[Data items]
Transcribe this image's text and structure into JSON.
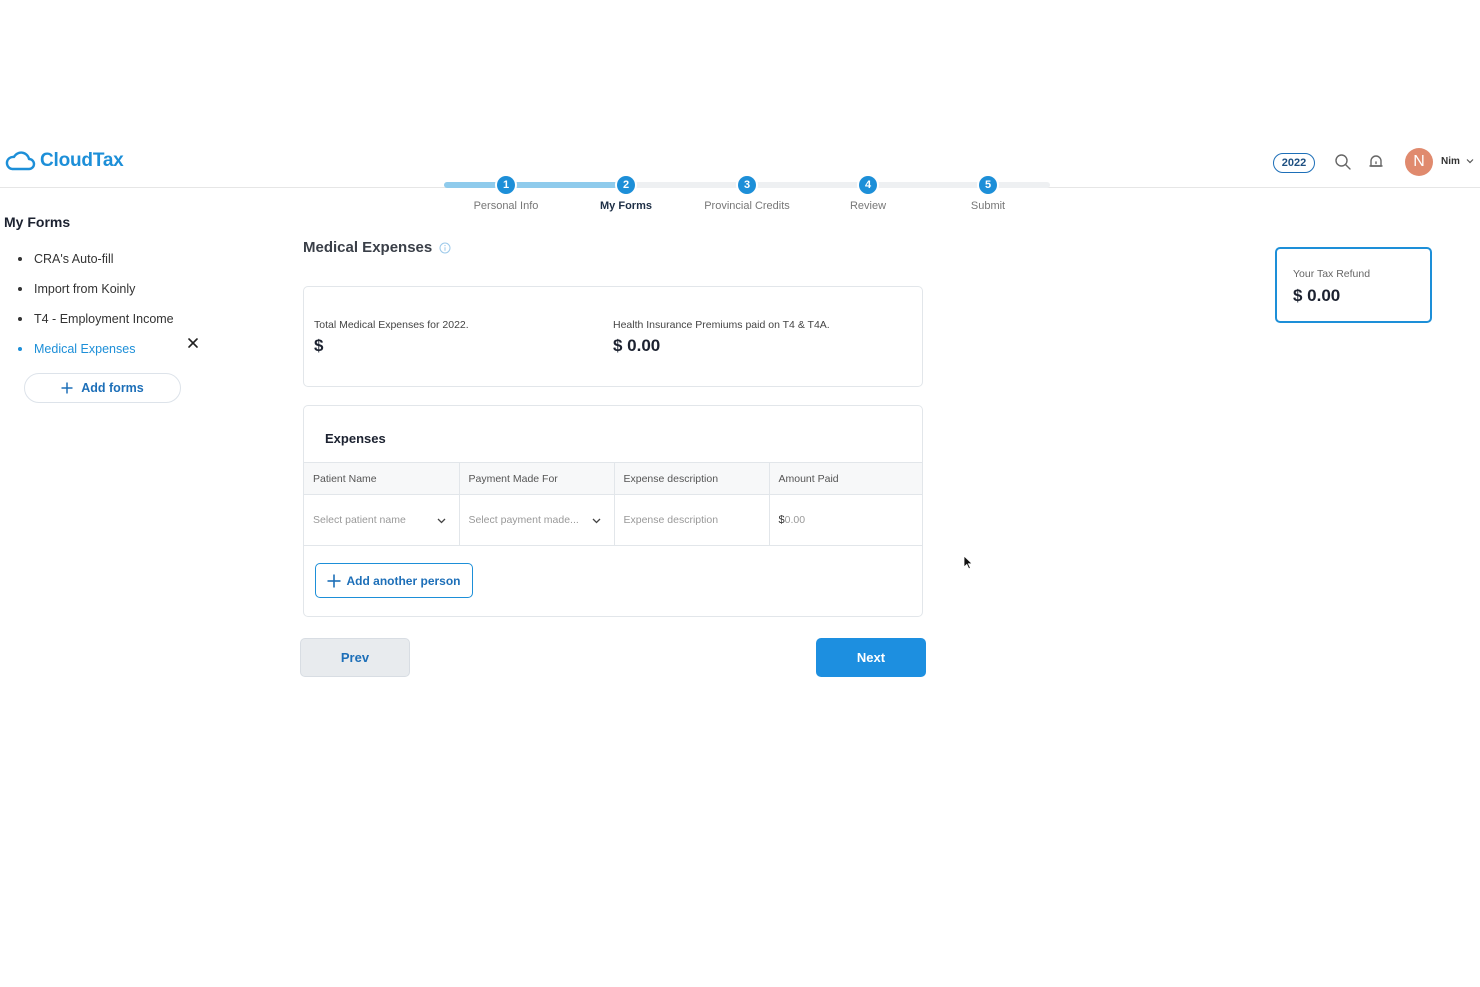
{
  "header": {
    "logo_text": "CloudTax",
    "year": "2022",
    "user": {
      "initial": "N",
      "name": "Nim"
    },
    "icons": [
      "cloud-logo-icon",
      "search-icon",
      "notification-icon",
      "chevron-down-icon"
    ]
  },
  "stepper": {
    "steps": [
      {
        "number": "1",
        "label": "Personal Info"
      },
      {
        "number": "2",
        "label": "My Forms"
      },
      {
        "number": "3",
        "label": "Provincial Credits"
      },
      {
        "number": "4",
        "label": "Review"
      },
      {
        "number": "5",
        "label": "Submit"
      }
    ],
    "active_step": 2
  },
  "sidebar": {
    "title": "My Forms",
    "items": [
      {
        "label": "CRA's Auto-fill"
      },
      {
        "label": "Import from Koinly"
      },
      {
        "label": "T4 - Employment Income"
      },
      {
        "label": "Medical Expenses",
        "active": true
      }
    ],
    "add_label": "Add forms"
  },
  "main": {
    "title": "Medical Expenses",
    "summary": {
      "total_label": "Total Medical Expenses for 2022.",
      "total_value": "$",
      "premiums_label": "Health Insurance Premiums paid on T4 & T4A.",
      "premiums_value": "$ 0.00"
    },
    "expenses": {
      "title": "Expenses",
      "columns": [
        "Patient Name",
        "Payment Made For",
        "Expense description",
        "Amount Paid"
      ],
      "row": {
        "patient_placeholder": "Select patient name",
        "payment_placeholder": "Select payment made...",
        "description_placeholder": "Expense description",
        "amount_prefix": "$",
        "amount_placeholder": "0.00"
      },
      "add_person_label": "Add another person"
    },
    "prev_label": "Prev",
    "next_label": "Next"
  },
  "refund": {
    "label": "Your Tax Refund",
    "value": "$ 0.00"
  },
  "colors": {
    "accent": "#1d8fd8",
    "accent_dark": "#1d6fb8",
    "progress_fill": "#8fcbec",
    "avatar": "#e08a6e"
  }
}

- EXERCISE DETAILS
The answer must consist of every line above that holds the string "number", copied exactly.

- RESPONSE BOX
        "number": "1",
        "number": "2",
        "number": "3",
        "number": "4",
        "number": "5",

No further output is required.